Richard Danzig, who served as Navy Secretary under President Clinton and is tipped to become National Security Adviser in an Obama White House, told a major foreign policy conference in Washington that the future of US strategy in the war on terrorism should follow a lesson from the pages of Winnie the Pooh, which can be shortened to: if it is causing you too much pain, try something else.

Mr Danzig told the Centre for New American Security: “Winnie the Pooh seems to me to be a fundamental text on national security.”

His reasoning is that Winnie the Pooh teaches us that if something hurts too much, we’re probably doing it wrong. Well, as a kid’s story, that’s a passable sentiment. As a foreign policy (or any other real-life application), it’s an insipid piece of twaddle that’s not only incorrect but dangerous. I’m not even going to begin to explain to this mooncalf how Luke Skywalker was not a superhero. This Pooh thing is more than enough.

The bit to which Mr. Danzig refers is this:

Here is Edward Bear, coming down the stairs now, bump, bump, bump, on the back of his head, behind Christopher Robin. It is, as far as he knows, the only way of coming downstairs, but sometimes he feels that there really is another way, if only he could stop bumping for a moment and think of it. And then he thinks that perhaps there isn’t. Anyhow, here he is at the bottom, and ready to be introduced to you. Winnie-the-Pooh.

The reason that Winnie the Pooh found himself being dragged down the stairs feet-first is (as you all who have actually read the books already know) because he was a stuffed bear. He wasn’t much of a thinker not because his head was hurting but because his head was stuffed with fluff. His thoughts floated around in his head like puffballs and he never really could grab a good one and hold onto it.

Pooh was mostly immobile when Christopher Robin was around, like Calvin and Hobbes in reverse, because Christopher Robin was the real point of the stories. He’s the one who gave Pooh and the other denizens of the Thousand Acre Wood vitality. Without him, Winnie was just a stuffed bear who couldn’t even shoo a fly from his nose without blowing it away (which is where he got the name “Pooh”, by the way). All he could do was to hope for change.
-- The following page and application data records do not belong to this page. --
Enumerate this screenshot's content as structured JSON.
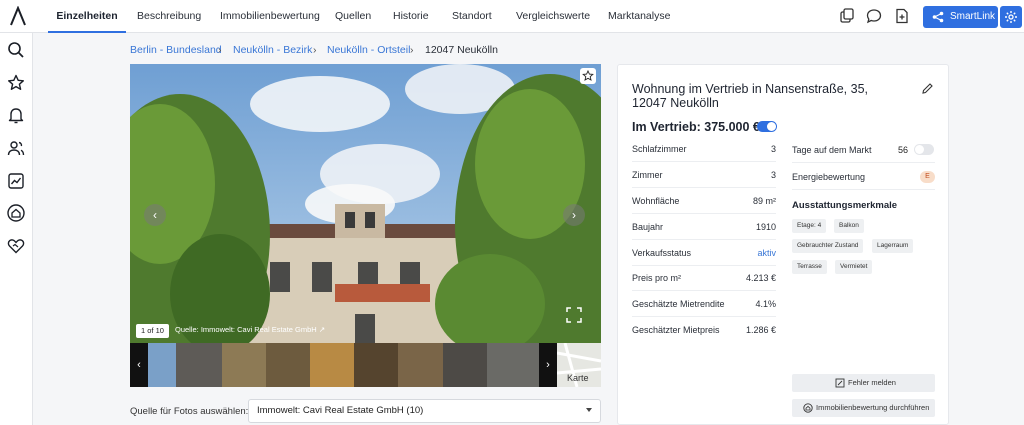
{
  "topbar": {
    "tabs": [
      {
        "label": "Einzelheiten",
        "active": true
      },
      {
        "label": "Beschreibung"
      },
      {
        "label": "Immobilienbewertung"
      },
      {
        "label": "Quellen"
      },
      {
        "label": "Historie"
      },
      {
        "label": "Standort"
      },
      {
        "label": "Vergleichswerte"
      },
      {
        "label": "Marktanalyse"
      }
    ],
    "smartlink_label": "SmartLink",
    "accent": "#2f6fe0"
  },
  "sidebar": {
    "icons": [
      "search-icon",
      "star-icon",
      "bell-icon",
      "users-icon",
      "chart-icon",
      "home-heart-icon",
      "heart-handshake-icon"
    ]
  },
  "breadcrumb": [
    {
      "label": "Berlin - Bundesland",
      "link": true
    },
    {
      "label": "Neukölln - Bezirk",
      "link": true
    },
    {
      "label": "Neukölln - Ortsteil",
      "link": true
    },
    {
      "label": "12047 Neukölln",
      "link": false
    }
  ],
  "gallery": {
    "counter": "1 of 10",
    "source": "Quelle: Immowelt: Cavi Real Estate GmbH",
    "map_label": "Karte"
  },
  "photo_source": {
    "label": "Quelle für Fotos auswählen:",
    "selected": "Immowelt: Cavi Real Estate GmbH (10)"
  },
  "listing": {
    "title": "Wohnung im Vertrieb in Nansenstraße, 35, 12047 Neukölln",
    "price": "Im Vertrieb: 375.000 €",
    "price_toggle_on": true,
    "facts": [
      {
        "label": "Schlafzimmer",
        "value": "3"
      },
      {
        "label": "Zimmer",
        "value": "3"
      },
      {
        "label": "Wohnfläche",
        "value": "89 m²"
      },
      {
        "label": "Baujahr",
        "value": "1910"
      },
      {
        "label": "Verkaufsstatus",
        "value": "aktiv",
        "link": true
      },
      {
        "label": "Preis pro m²",
        "value": "4.213 €"
      },
      {
        "label": "Geschätzte Mietrendite",
        "value": "4.1%"
      },
      {
        "label": "Geschätzter Mietpreis",
        "value": "1.286 €"
      }
    ],
    "days_on_market": {
      "label": "Tage auf dem Markt",
      "value": "56",
      "toggle_on": false
    },
    "energy": {
      "label": "Energiebewertung",
      "value": "E"
    },
    "features_title": "Ausstattungsmerkmale",
    "features": [
      "Etage: 4",
      "Balkon",
      "Gebrauchter Zustand",
      "Lagerraum",
      "Terrasse",
      "Vermietet"
    ],
    "report_error": "Fehler melden",
    "run_valuation": "Immobilienbewertung durchführen"
  }
}
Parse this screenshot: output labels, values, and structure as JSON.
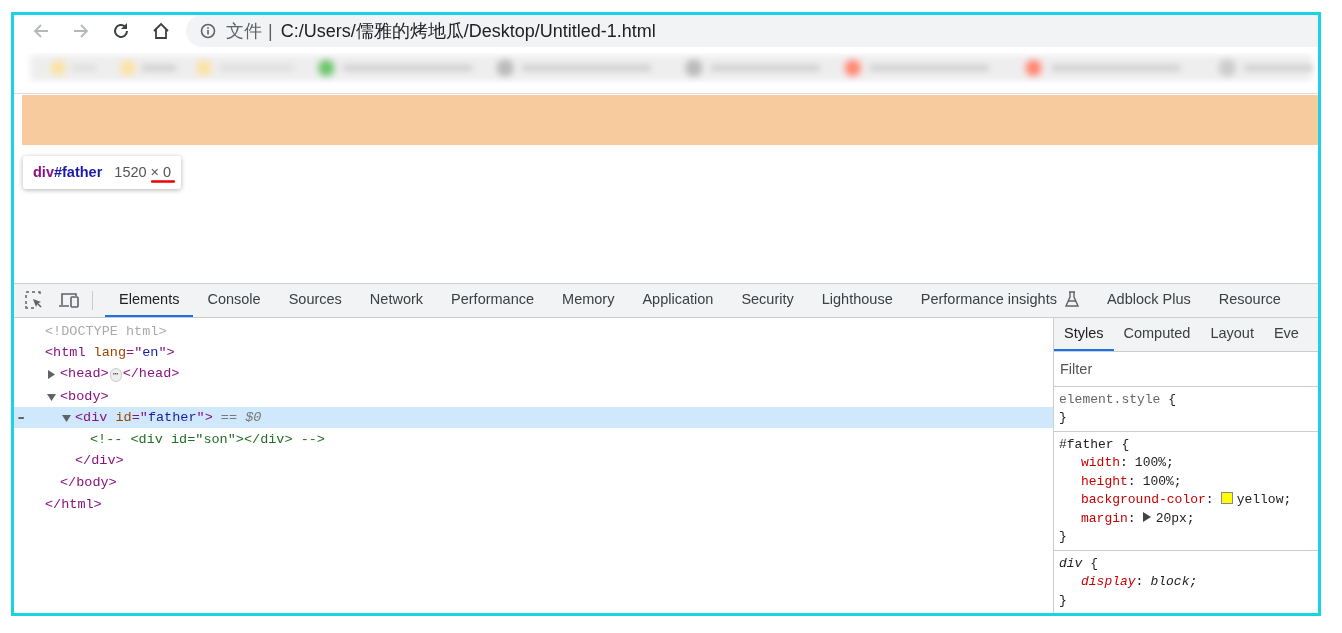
{
  "toolbar": {
    "back_disabled": true,
    "forward_disabled": true,
    "address": {
      "scheme_label": "文件",
      "separator": "|",
      "url": "C:/Users/儒雅的烤地瓜/Desktop/Untitled-1.html"
    }
  },
  "inspect_tooltip": {
    "tag": "div",
    "id": "#father",
    "size": "1520 × 0"
  },
  "devtools": {
    "tabs": [
      {
        "label": "Elements",
        "selected": true,
        "experimental": false
      },
      {
        "label": "Console",
        "selected": false,
        "experimental": false
      },
      {
        "label": "Sources",
        "selected": false,
        "experimental": false
      },
      {
        "label": "Network",
        "selected": false,
        "experimental": false
      },
      {
        "label": "Performance",
        "selected": false,
        "experimental": false
      },
      {
        "label": "Memory",
        "selected": false,
        "experimental": false
      },
      {
        "label": "Application",
        "selected": false,
        "experimental": false
      },
      {
        "label": "Security",
        "selected": false,
        "experimental": false
      },
      {
        "label": "Lighthouse",
        "selected": false,
        "experimental": false
      },
      {
        "label": "Performance insights",
        "selected": false,
        "experimental": true
      },
      {
        "label": "Adblock Plus",
        "selected": false,
        "experimental": false
      },
      {
        "label": "Resource",
        "selected": false,
        "experimental": false
      }
    ],
    "dom_tree": [
      {
        "tokens": [
          {
            "kind": "doctype",
            "text": "<!DOCTYPE html>"
          }
        ],
        "selected": false
      },
      {
        "tokens": [
          {
            "kind": "tag",
            "text": "<html"
          },
          {
            "kind": "attr",
            "text": " lang"
          },
          {
            "kind": "tag",
            "text": "=\""
          },
          {
            "kind": "value",
            "text": "en"
          },
          {
            "kind": "tag",
            "text": "\">"
          }
        ],
        "selected": false,
        "close": [
          {
            "kind": "tag",
            "text": "</html>"
          }
        ],
        "children": [
          {
            "tokens": [
              {
                "kind": "tag",
                "text": "<head>"
              },
              {
                "kind": "ellipsis",
                "text": "⋯"
              },
              {
                "kind": "tag",
                "text": "</head>"
              }
            ],
            "expanded": false,
            "selected": false
          },
          {
            "tokens": [
              {
                "kind": "tag",
                "text": "<body>"
              }
            ],
            "expanded": true,
            "selected": false,
            "close": [
              {
                "kind": "tag",
                "text": "</body>"
              }
            ],
            "children": [
              {
                "tokens": [
                  {
                    "kind": "tag",
                    "text": "<div"
                  },
                  {
                    "kind": "attr",
                    "text": " id"
                  },
                  {
                    "kind": "tag",
                    "text": "=\""
                  },
                  {
                    "kind": "value",
                    "text": "father"
                  },
                  {
                    "kind": "tag",
                    "text": "\">"
                  },
                  {
                    "kind": "marker",
                    "text": " == $0"
                  }
                ],
                "expanded": true,
                "selected": true,
                "gutter": "•••",
                "close": [
                  {
                    "kind": "tag",
                    "text": "</div>"
                  }
                ],
                "children": [
                  {
                    "tokens": [
                      {
                        "kind": "comment",
                        "text": "<!-- <div id=\"son\"></div> -->"
                      }
                    ],
                    "selected": false
                  }
                ]
              }
            ]
          }
        ]
      }
    ],
    "sidebar": {
      "tabs": [
        {
          "label": "Styles",
          "selected": true
        },
        {
          "label": "Computed",
          "selected": false
        },
        {
          "label": "Layout",
          "selected": false
        },
        {
          "label": "Eve",
          "selected": false
        }
      ],
      "filter": {
        "placeholder": "Filter"
      },
      "rules": [
        {
          "kind": "inline",
          "selector": "element.style",
          "open": "{",
          "close": "}"
        },
        {
          "kind": "author",
          "selector": "#father",
          "open": "{",
          "close": "}",
          "declarations": [
            {
              "property": "width",
              "separator": ":",
              "value": "100%;"
            },
            {
              "property": "height",
              "separator": ":",
              "value": "100%;"
            },
            {
              "property": "background-color",
              "separator": ":",
              "value": "yellow;",
              "color": "#ffff00"
            },
            {
              "property": "margin",
              "separator": ":",
              "value": "20px;",
              "expandable": true
            }
          ]
        },
        {
          "kind": "user-agent",
          "selector": "div",
          "open": "{",
          "close": "}",
          "declarations": [
            {
              "property": "display",
              "separator": ":",
              "value": "block;"
            }
          ]
        }
      ]
    }
  }
}
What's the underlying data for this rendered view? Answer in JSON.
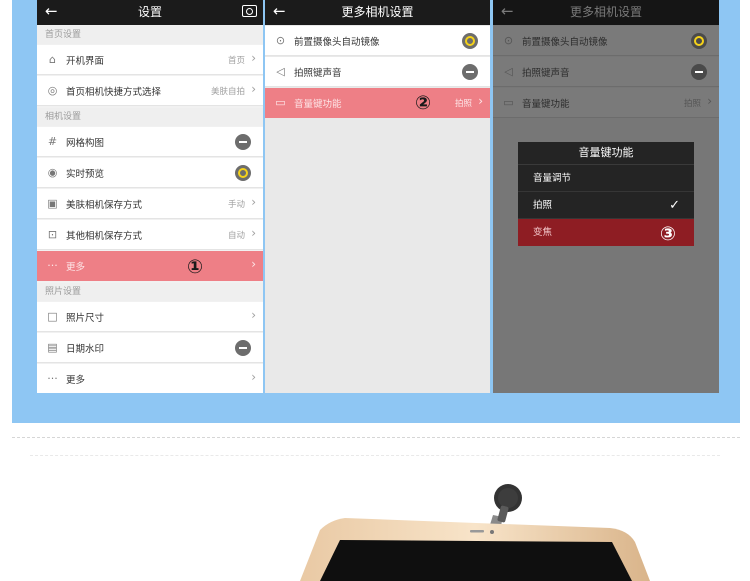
{
  "panel1": {
    "title": "设置",
    "sections": [
      "首页设置",
      "相机设置",
      "照片设置"
    ],
    "rows": [
      {
        "icon": "⌂",
        "label": "开机界面",
        "value": "首页"
      },
      {
        "icon": "◎",
        "label": "首页相机快捷方式选择",
        "value": "美肤自拍"
      },
      {
        "icon": "#",
        "label": "网格构图",
        "value": ""
      },
      {
        "icon": "◉",
        "label": "实时预览",
        "value": ""
      },
      {
        "icon": "▣",
        "label": "美肤相机保存方式",
        "value": "手动"
      },
      {
        "icon": "⊡",
        "label": "其他相机保存方式",
        "value": "自动"
      },
      {
        "icon": "···",
        "label": "更多",
        "value": ""
      },
      {
        "icon": "□",
        "label": "照片尺寸",
        "value": ""
      },
      {
        "icon": "▤",
        "label": "日期水印",
        "value": ""
      },
      {
        "icon": "···",
        "label": "更多",
        "value": ""
      }
    ],
    "marker": "①"
  },
  "panel2": {
    "title": "更多相机设置",
    "rows": [
      {
        "icon": "⊙",
        "label": "前置摄像头自动镜像",
        "value": ""
      },
      {
        "icon": "◁",
        "label": "拍照键声音",
        "value": ""
      },
      {
        "icon": "▭",
        "label": "音量键功能",
        "value": "拍照"
      }
    ],
    "marker": "②"
  },
  "panel3": {
    "title": "更多相机设置",
    "rows": [
      {
        "icon": "⊙",
        "label": "前置摄像头自动镜像",
        "value": ""
      },
      {
        "icon": "◁",
        "label": "拍照键声音",
        "value": ""
      },
      {
        "icon": "▭",
        "label": "音量键功能",
        "value": "拍照"
      }
    ],
    "dialog": {
      "title": "音量键功能",
      "options": [
        "音量调节",
        "拍照",
        "变焦"
      ]
    },
    "marker": "③"
  },
  "colors": {
    "accent_blue": "#8ec6f3",
    "highlight_pink": "#ee7f86",
    "selected_red": "#8e1d23",
    "topbar": "#1b1b1b"
  }
}
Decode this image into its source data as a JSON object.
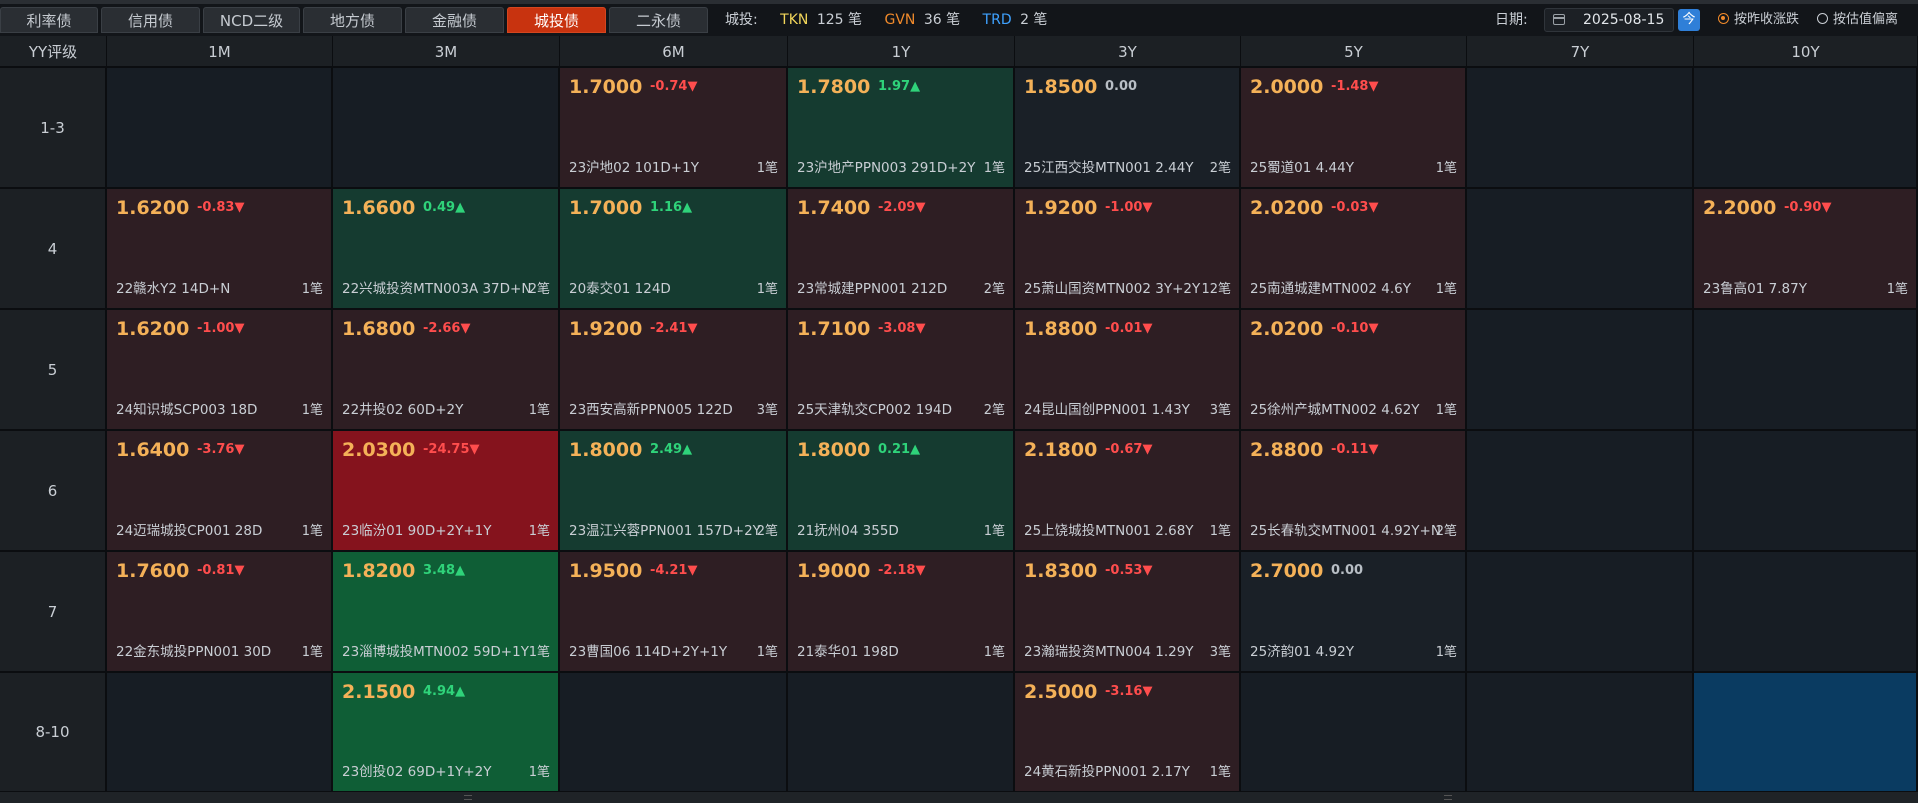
{
  "tabs": [
    {
      "label": "利率债",
      "active": false
    },
    {
      "label": "信用债",
      "active": false
    },
    {
      "label": "NCD二级",
      "active": false
    },
    {
      "label": "地方债",
      "active": false
    },
    {
      "label": "金融债",
      "active": false
    },
    {
      "label": "城投债",
      "active": true
    },
    {
      "label": "二永债",
      "active": false
    }
  ],
  "summary": {
    "label": "城投:",
    "items": [
      {
        "key": "TKN",
        "value": "125 笔",
        "color": "#f2d65a"
      },
      {
        "key": "GVN",
        "value": "36 笔",
        "color": "#f08a2b"
      },
      {
        "key": "TRD",
        "value": "2 笔",
        "color": "#3fa2ff"
      }
    ]
  },
  "date": {
    "label": "日期:",
    "value": "2025-08-15",
    "today_label": "今"
  },
  "radios": [
    {
      "label": "按昨收涨跌",
      "checked": true
    },
    {
      "label": "按估值偏离",
      "checked": false
    }
  ],
  "grid": {
    "corner": "YY评级",
    "columns": [
      "1M",
      "3M",
      "6M",
      "1Y",
      "3Y",
      "5Y",
      "7Y",
      "10Y"
    ],
    "rows": [
      {
        "label": "1-3",
        "cells": [
          null,
          null,
          {
            "rate": "1.7000",
            "change": "-0.74▼",
            "dir": "down",
            "bond": "23沪地02 101D+1Y",
            "count": "1笔",
            "tone": "neg"
          },
          {
            "rate": "1.7800",
            "change": "1.97▲",
            "dir": "up",
            "bond": "23沪地产PPN003 291D+2Y",
            "count": "1笔",
            "tone": "pos"
          },
          {
            "rate": "1.8500",
            "change": "0.00",
            "dir": "zero",
            "bond": "25江西交投MTN001 2.44Y",
            "count": "2笔",
            "tone": "flat"
          },
          {
            "rate": "2.0000",
            "change": "-1.48▼",
            "dir": "down",
            "bond": "25蜀道01 4.44Y",
            "count": "1笔",
            "tone": "neg"
          },
          null,
          null
        ]
      },
      {
        "label": "4",
        "cells": [
          {
            "rate": "1.6200",
            "change": "-0.83▼",
            "dir": "down",
            "bond": "22赣水Y2 14D+N",
            "count": "1笔",
            "tone": "neg"
          },
          {
            "rate": "1.6600",
            "change": "0.49▲",
            "dir": "up",
            "bond": "22兴城投资MTN003A 37D+N",
            "count": "2笔",
            "tone": "pos"
          },
          {
            "rate": "1.7000",
            "change": "1.16▲",
            "dir": "up",
            "bond": "20泰交01 124D",
            "count": "1笔",
            "tone": "pos"
          },
          {
            "rate": "1.7400",
            "change": "-2.09▼",
            "dir": "down",
            "bond": "23常城建PPN001 212D",
            "count": "2笔",
            "tone": "neg"
          },
          {
            "rate": "1.9200",
            "change": "-1.00▼",
            "dir": "down",
            "bond": "25萧山国资MTN002 3Y+2Y",
            "count": "12笔",
            "tone": "neg"
          },
          {
            "rate": "2.0200",
            "change": "-0.03▼",
            "dir": "down",
            "bond": "25南通城建MTN002 4.6Y",
            "count": "1笔",
            "tone": "neg"
          },
          null,
          {
            "rate": "2.2000",
            "change": "-0.90▼",
            "dir": "down",
            "bond": "23鲁高01 7.87Y",
            "count": "1笔",
            "tone": "neg"
          }
        ]
      },
      {
        "label": "5",
        "cells": [
          {
            "rate": "1.6200",
            "change": "-1.00▼",
            "dir": "down",
            "bond": "24知识城SCP003 18D",
            "count": "1笔",
            "tone": "neg"
          },
          {
            "rate": "1.6800",
            "change": "-2.66▼",
            "dir": "down",
            "bond": "22井投02 60D+2Y",
            "count": "1笔",
            "tone": "neg"
          },
          {
            "rate": "1.9200",
            "change": "-2.41▼",
            "dir": "down",
            "bond": "23西安高新PPN005 122D",
            "count": "3笔",
            "tone": "neg"
          },
          {
            "rate": "1.7100",
            "change": "-3.08▼",
            "dir": "down",
            "bond": "25天津轨交CP002 194D",
            "count": "2笔",
            "tone": "neg"
          },
          {
            "rate": "1.8800",
            "change": "-0.01▼",
            "dir": "down",
            "bond": "24昆山国创PPN001 1.43Y",
            "count": "3笔",
            "tone": "neg"
          },
          {
            "rate": "2.0200",
            "change": "-0.10▼",
            "dir": "down",
            "bond": "25徐州产城MTN002 4.62Y",
            "count": "1笔",
            "tone": "neg"
          },
          null,
          null
        ]
      },
      {
        "label": "6",
        "cells": [
          {
            "rate": "1.6400",
            "change": "-3.76▼",
            "dir": "down",
            "bond": "24迈瑞城投CP001 28D",
            "count": "1笔",
            "tone": "neg"
          },
          {
            "rate": "2.0300",
            "change": "-24.75▼",
            "dir": "down",
            "bond": "23临汾01 90D+2Y+1Y",
            "count": "1笔",
            "tone": "strongneg"
          },
          {
            "rate": "1.8000",
            "change": "2.49▲",
            "dir": "up",
            "bond": "23温江兴蓉PPN001 157D+2Y",
            "count": "2笔",
            "tone": "pos"
          },
          {
            "rate": "1.8000",
            "change": "0.21▲",
            "dir": "up",
            "bond": "21抚州04 355D",
            "count": "1笔",
            "tone": "pos"
          },
          {
            "rate": "2.1800",
            "change": "-0.67▼",
            "dir": "down",
            "bond": "25上饶城投MTN001 2.68Y",
            "count": "1笔",
            "tone": "neg"
          },
          {
            "rate": "2.8800",
            "change": "-0.11▼",
            "dir": "down",
            "bond": "25长春轨交MTN001 4.92Y+N",
            "count": "2笔",
            "tone": "neg"
          },
          null,
          null
        ]
      },
      {
        "label": "7",
        "cells": [
          {
            "rate": "1.7600",
            "change": "-0.81▼",
            "dir": "down",
            "bond": "22金东城投PPN001 30D",
            "count": "1笔",
            "tone": "neg"
          },
          {
            "rate": "1.8200",
            "change": "3.48▲",
            "dir": "up",
            "bond": "23淄博城投MTN002 59D+1Y",
            "count": "1笔",
            "tone": "strongpos"
          },
          {
            "rate": "1.9500",
            "change": "-4.21▼",
            "dir": "down",
            "bond": "23曹国06 114D+2Y+1Y",
            "count": "1笔",
            "tone": "neg"
          },
          {
            "rate": "1.9000",
            "change": "-2.18▼",
            "dir": "down",
            "bond": "21泰华01 198D",
            "count": "1笔",
            "tone": "neg"
          },
          {
            "rate": "1.8300",
            "change": "-0.53▼",
            "dir": "down",
            "bond": "23瀚瑞投资MTN004 1.29Y",
            "count": "3笔",
            "tone": "neg"
          },
          {
            "rate": "2.7000",
            "change": "0.00",
            "dir": "zero",
            "bond": "25济韵01 4.92Y",
            "count": "1笔",
            "tone": "flat"
          },
          null,
          null
        ]
      },
      {
        "label": "8-10",
        "cells": [
          null,
          {
            "rate": "2.1500",
            "change": "4.94▲",
            "dir": "up",
            "bond": "23创投02 69D+1Y+2Y",
            "count": "1笔",
            "tone": "strongpos"
          },
          null,
          null,
          {
            "rate": "2.5000",
            "change": "-3.16▼",
            "dir": "down",
            "bond": "24黄石新投PPN001 2.17Y",
            "count": "1笔",
            "tone": "neg"
          },
          null,
          null,
          {
            "selected": true
          }
        ]
      }
    ]
  }
}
Which, come to think of it, is pretty much all Mr. Danzig’s would-be boss is doing, too.

Winnie has been portrayed most recently as a profound thinker, mostly because his thoughts are simple and immediate. In the stories, though, Pooh’s thoughts didn’t turn into useful action because he had a very hard time holding onto them. When he could grab a thought, they often led to plans that made things worse. Did Mr. Danzig not read the bit about how Pooh got himself stuck in Rabbit’s door because he was greedy? Did he miss the part where Pooh thought to disguise himself as a cloud so he could sneak up on the bees in their hive? Pooh’s plans often went awry because, well, he was a stuffed bear. The thinkers in the Pooh stories were the real creatures: Rabbit, and Owl, and Christopher Robin.

Winnie the Pooh is not the character to emulate if you want a foreign policy that’s more stable than a stuffed bear tied to a helium balloon. It seems to me that Mr. Danzig and his boss, Barack Obama, should do today is borrow advice from another line in the Winnie the Pooh stories. Perhaps if they took this advice, then they wouldn’t say so many foolish Things.

When you are a Bear of Very Little Brain, and you Think of Things, you find sometimes that a Thing which seemed very Thingish inside you is quite different when it gets out into the open and has other people looking at it.

(via memeorandum)

UPDATE: Slublog has the post of the day on this. The commenters there are bringing all sort of funny. To that I can only say (to borrow from the very fist comment), NO BLOOD FOR HUNNY!

Tags:

Category: Uncategorized

About the Author ()